This is a positive blog post, don’t be misled by the title.
A word that many of us want to delete from our vocabulary.
Something we try to avoid. Try to blame someone else: Circumstances. Other people. Fashions.
Something that really takes so many of us down.
Who wants to talk about their failures?
I mean… Who really wants to talk about them unless we find a sympathetic ear to help us look for others to blame?
I don’t want to talk about failure either. Talking about it brings on sad feelings.
It soon leads to catastrophizing and feeling gloom and hopelessness.
Not a mood I want to share with anyone. Not even my readers. Not even you.
I said this was going to be a positive post. Keep with me. I’m building up to it.
One of the things I shared with my readers some time ago (thank you for your loyalty, by the way!) is that I joined an art course quite of a sudden. It happened without much pondering in advance, without thinking about the pros and cons, without talking to anybody who might put a word of caution in my ear.
You know how it went (still an ongoing process, there are some more terms to cover).
It’s been a challenge, to say the least. But it’s been a worthy one.
Because I thought I was going to learn only about art but I found I was learning about everything: About life. About myself. About the human condition. About … FAILURE! and how to understand it.
I now understand why I have the impulse to share all my doodles and drawings and moments of inspiration with you. With whoever stops by to read my posts.
Many of my classmates are talented people. Some of them are happy to share their work online. Mostly on social media. Many just for friends and family.
Some of them, though, feel cautious that they haven’t got their work perfected enough. That anybody could have a negative opinion of their work if they share it before it’s “right”. So they rather not share it with anybody. Not online. Not yet.
I think they are scared of failing.
They think they should have some accreditation (some official paper?) before they share their imperfect work with the world.

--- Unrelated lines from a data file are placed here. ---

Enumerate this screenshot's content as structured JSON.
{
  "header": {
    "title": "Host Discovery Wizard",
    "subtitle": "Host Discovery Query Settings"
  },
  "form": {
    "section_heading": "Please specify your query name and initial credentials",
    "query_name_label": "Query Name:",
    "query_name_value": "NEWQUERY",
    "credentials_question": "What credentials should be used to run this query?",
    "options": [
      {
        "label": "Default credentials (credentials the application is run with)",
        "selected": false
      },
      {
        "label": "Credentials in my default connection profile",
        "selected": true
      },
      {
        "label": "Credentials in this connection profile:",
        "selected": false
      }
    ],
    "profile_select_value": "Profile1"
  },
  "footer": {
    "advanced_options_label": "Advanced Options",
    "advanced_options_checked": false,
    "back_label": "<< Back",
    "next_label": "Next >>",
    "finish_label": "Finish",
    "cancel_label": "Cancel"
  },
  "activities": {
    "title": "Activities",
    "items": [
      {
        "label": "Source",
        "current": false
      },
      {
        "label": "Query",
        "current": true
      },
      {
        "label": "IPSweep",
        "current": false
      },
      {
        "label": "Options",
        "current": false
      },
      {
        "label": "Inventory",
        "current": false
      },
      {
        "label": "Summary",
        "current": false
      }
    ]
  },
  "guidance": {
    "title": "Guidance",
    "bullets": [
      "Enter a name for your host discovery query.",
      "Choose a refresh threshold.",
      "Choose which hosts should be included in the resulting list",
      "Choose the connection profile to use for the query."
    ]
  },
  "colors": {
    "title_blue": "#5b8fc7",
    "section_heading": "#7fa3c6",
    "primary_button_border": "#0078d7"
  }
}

I understand how they feel. I used to feel like that way once, years ago.
Worried that people would think my work wasn’t good enough. Shy. Nervous about what they’d think.

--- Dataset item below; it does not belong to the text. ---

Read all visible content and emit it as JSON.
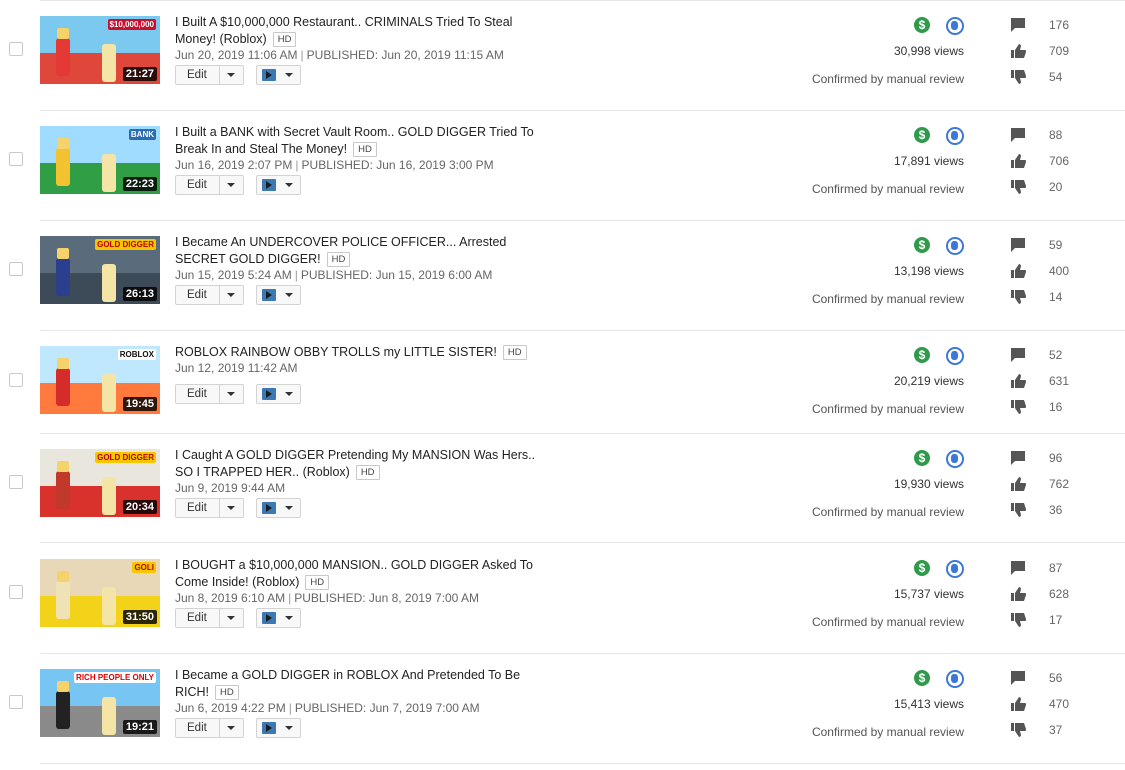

Until I chose to dip my feet in the water. Take some chances. See what would happen.
Be brave and stop hiding from people. Let them think whatever they choose to think.
Let them care about the details, and have opinions or criticise me if they like.

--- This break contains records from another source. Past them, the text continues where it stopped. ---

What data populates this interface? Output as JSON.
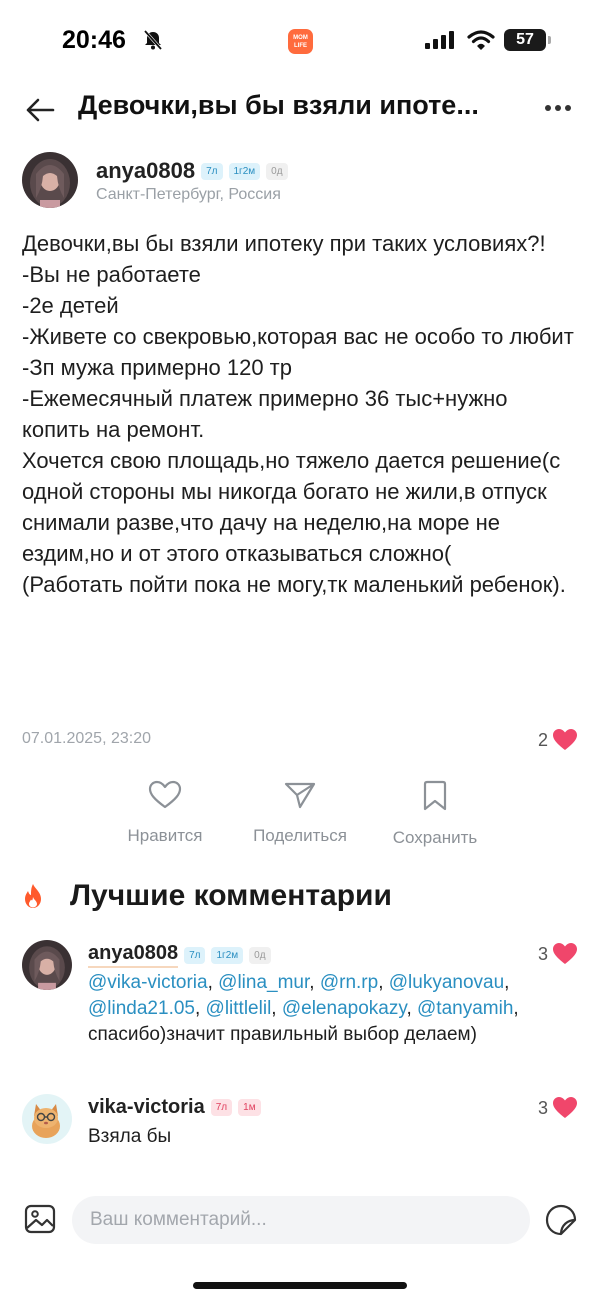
{
  "status_bar": {
    "time": "20:46",
    "app_badge": "MOM LIFE",
    "battery": "57"
  },
  "header": {
    "title": "Девочки,вы бы взяли ипоте..."
  },
  "post": {
    "author": {
      "name": "anya0808",
      "tags": [
        "7л",
        "1г2м",
        "0д"
      ],
      "location": "Санкт-Петербург, Россия"
    },
    "paragraphs": [
      "Девочки,вы бы взяли ипотеку при таких условиях?!",
      "-Вы не работаете",
      "-2е детей",
      "-Живете со свекровью,которая вас не особо то любит",
      "-Зп мужа примерно 120 тр",
      "-Ежемесячный платеж примерно 36 тыс+нужно копить на ремонт.",
      "Хочется свою площадь,но тяжело дается решение(с одной стороны мы никогда богато не жили,в отпуск снимали разве,что дачу на неделю,на море не ездим,но и от этого отказываться сложно(",
      "(Работать пойти пока не могу,тк маленький ребенок)."
    ],
    "date": "07.01.2025, 23:20",
    "likes": "2"
  },
  "actions": {
    "like_label": "Нравится",
    "share_label": "Поделиться",
    "save_label": "Сохранить"
  },
  "best_comments": {
    "title": "Лучшие комментарии",
    "items": [
      {
        "author": "anya0808",
        "tags": [
          "7л",
          "1г2м",
          "0д"
        ],
        "likes": "3",
        "mentions": [
          "@vika-victoria",
          "@lina_mur",
          "@rn.rp",
          "@lukyanovau",
          "@linda21.05",
          "@littlelil",
          "@elenapokazy",
          "@tanyamih"
        ],
        "text": "спасибо)значит правильный выбор делаем)"
      },
      {
        "author": "vika-victoria",
        "tags": [
          "7л",
          "1м"
        ],
        "likes": "3",
        "text": "Взяла бы"
      }
    ]
  },
  "comment_input": {
    "placeholder": "Ваш комментарий..."
  },
  "colors": {
    "accent_blue": "#2a8fc1",
    "heart": "#f0466b",
    "fire": "#ff5a2c"
  }
}
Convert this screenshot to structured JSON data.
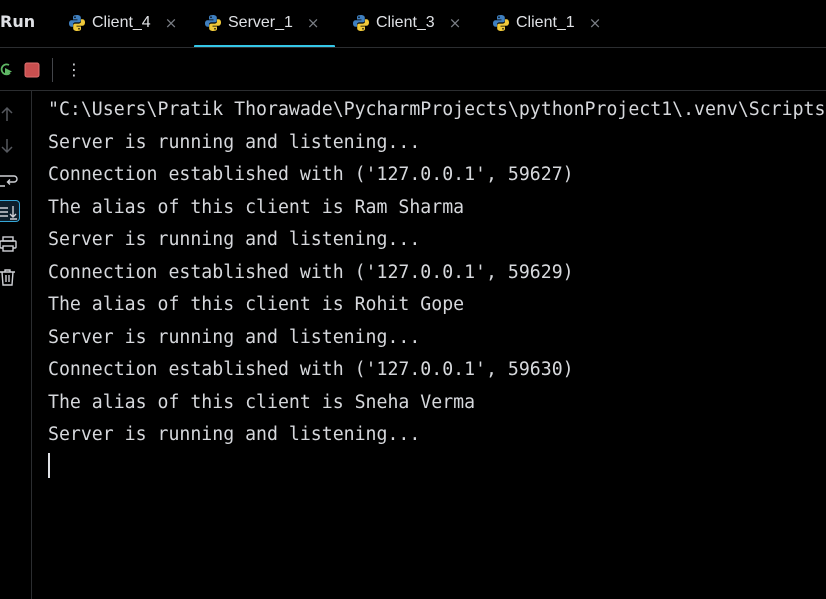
{
  "toolwindow": {
    "title": "Run"
  },
  "tabs": [
    {
      "label": "Client_4",
      "active": false
    },
    {
      "label": "Server_1",
      "active": true
    },
    {
      "label": "Client_3",
      "active": false
    },
    {
      "label": "Client_1",
      "active": false
    }
  ],
  "tab_close_glyph": "×",
  "toolbar": {
    "more_glyph": "⋮"
  },
  "console": {
    "lines": [
      "\"C:\\Users\\Pratik Thorawade\\PycharmProjects\\pythonProject1\\.venv\\Scripts",
      "Server is running and listening...",
      "Connection established with ('127.0.0.1', 59627)",
      "The alias of this client is Ram Sharma",
      "Server is running and listening...",
      "Connection established with ('127.0.0.1', 59629)",
      "The alias of this client is Rohit Gope",
      "Server is running and listening...",
      "Connection established with ('127.0.0.1', 59630)",
      "The alias of this client is Sneha Verma",
      "Server is running and listening..."
    ]
  },
  "icons": {
    "python": "python-file-icon",
    "rerun": "rerun-icon",
    "stop": "stop-icon",
    "up": "arrow-up-icon",
    "down": "arrow-down-icon",
    "wrap": "soft-wrap-icon",
    "scroll": "scroll-to-end-icon",
    "print": "print-icon",
    "trash": "trash-icon"
  },
  "colors": {
    "background": "#000000",
    "text": "#d6d8dc",
    "accent": "#35c7e8",
    "stop": "#c94f4f",
    "rerun": "#5fb865"
  }
}
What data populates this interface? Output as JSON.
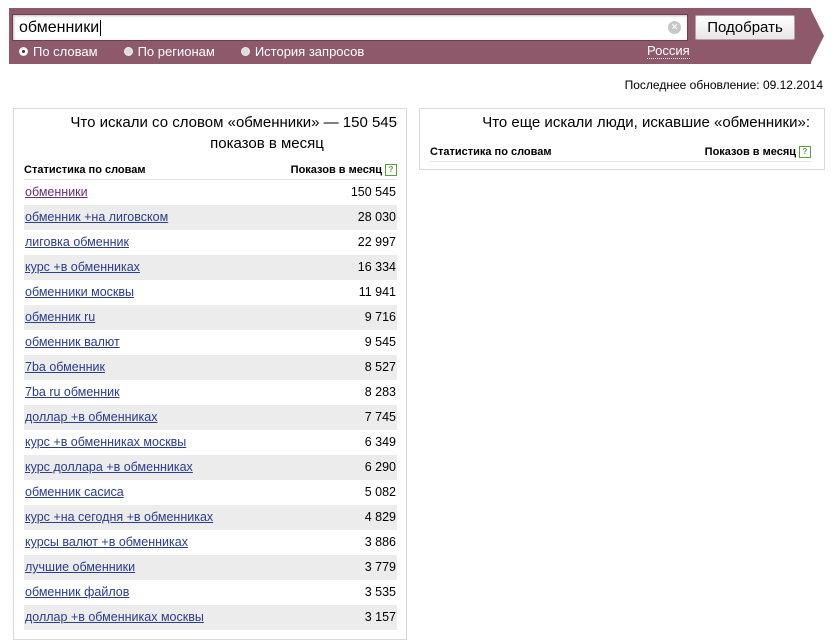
{
  "search": {
    "query": "обменники",
    "button_label": "Подобрать",
    "clear_symbol": "×"
  },
  "modes": [
    {
      "label": "По словам",
      "checked": true
    },
    {
      "label": "По регионам",
      "checked": false
    },
    {
      "label": "История запросов",
      "checked": false
    }
  ],
  "region": "Россия",
  "last_update": "Последнее обновление: 09.12.2014",
  "left_panel": {
    "title_line1": "Что искали со словом «обменники» — 150 545",
    "title_line2": "показов в месяц",
    "col_words": "Статистика по словам",
    "col_shows": "Показов в месяц",
    "help": "?",
    "rows": [
      {
        "keyword": "обменники",
        "count": "150 545"
      },
      {
        "keyword": "обменник +на лиговском",
        "count": "28 030"
      },
      {
        "keyword": "лиговка обменник",
        "count": "22 997"
      },
      {
        "keyword": "курс +в обменниках",
        "count": "16 334"
      },
      {
        "keyword": "обменники москвы",
        "count": "11 941"
      },
      {
        "keyword": "обменник ru",
        "count": "9 716"
      },
      {
        "keyword": "обменник валют",
        "count": "9 545"
      },
      {
        "keyword": "7ba обменник",
        "count": "8 527"
      },
      {
        "keyword": "7ba ru обменник",
        "count": "8 283"
      },
      {
        "keyword": "доллар +в обменниках",
        "count": "7 745"
      },
      {
        "keyword": "курс +в обменниках москвы",
        "count": "6 349"
      },
      {
        "keyword": "курс доллара +в обменниках",
        "count": "6 290"
      },
      {
        "keyword": "обменник сасиса",
        "count": "5 082"
      },
      {
        "keyword": "курс +на сегодня +в обменниках",
        "count": "4 829"
      },
      {
        "keyword": "курсы валют +в обменниках",
        "count": "3 886"
      },
      {
        "keyword": "лучшие обменники",
        "count": "3 779"
      },
      {
        "keyword": "обменник файлов",
        "count": "3 535"
      },
      {
        "keyword": "доллар +в обменниках москвы",
        "count": "3 157"
      }
    ]
  },
  "right_panel": {
    "title": "Что еще искали люди, искавшие «обменники»:",
    "col_words": "Статистика по словам",
    "col_shows": "Показов в месяц",
    "help": "?"
  }
}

I decide whether I listen or not to their opinions, though. Whether they reflect my need to improve or merely their taste.
I haven’t yet ‘succeeded’ on a public way.
My success is more personal than that.
I’ve learned (from life, although my art course reinforced this) that failure doesn’t exist.
Every failed attempt at doing something can help us build a better project in the future.
Ideas that seemed random on the early days of class have taken hold and have evolved into projects that may one day become a reality (A commissioned sculpture in a public park? Why not? Why dismiss my ideas before they have the chance to happen?)
I empathise with this energizing perspective of failure:
Some of the most boring footage I took became a short video clip I now love.
Some of the dull pictures I took helped me learn what I should do different next time.
Some of my efforts in starting a photography business or a career in health and social care haven’t yet given fruit. But they have given me a myriad topics I can use in future. I’m familiar with experiences many people wouldn’t choose voluntarily. I did. I know more than before. And nobody can take that knowledge away from me or from my future art, my future photographs, my future connections in all areas of life.
So, to those (classmates or not) who are still pondering with the fear of failure I’d tell them it is in your mind. It doesn’t exist.
A website with few visitors is not a failure.
A portfolio of work in progress is not a failure.
A change of plans or a change of strategy or a change of timing is not a failure.
Giving up on your dreams (whatever they are: art, business, learning, new jobs, new friends) just because someone may have a negative opinion is.
Keep failing and focus on what you can learn from it: It’s better that dwelling on regrets.
In the meantime, I keep sharing.
Not because I think my work is perfect but because I know -even if it is only my personal opinion- it’s worth sharing.
Thanks for reading this.
These are some of my recent ‘failures’ (I call them experimental works). I made notes of what I did and how it didn’t work out so I can try something different next time.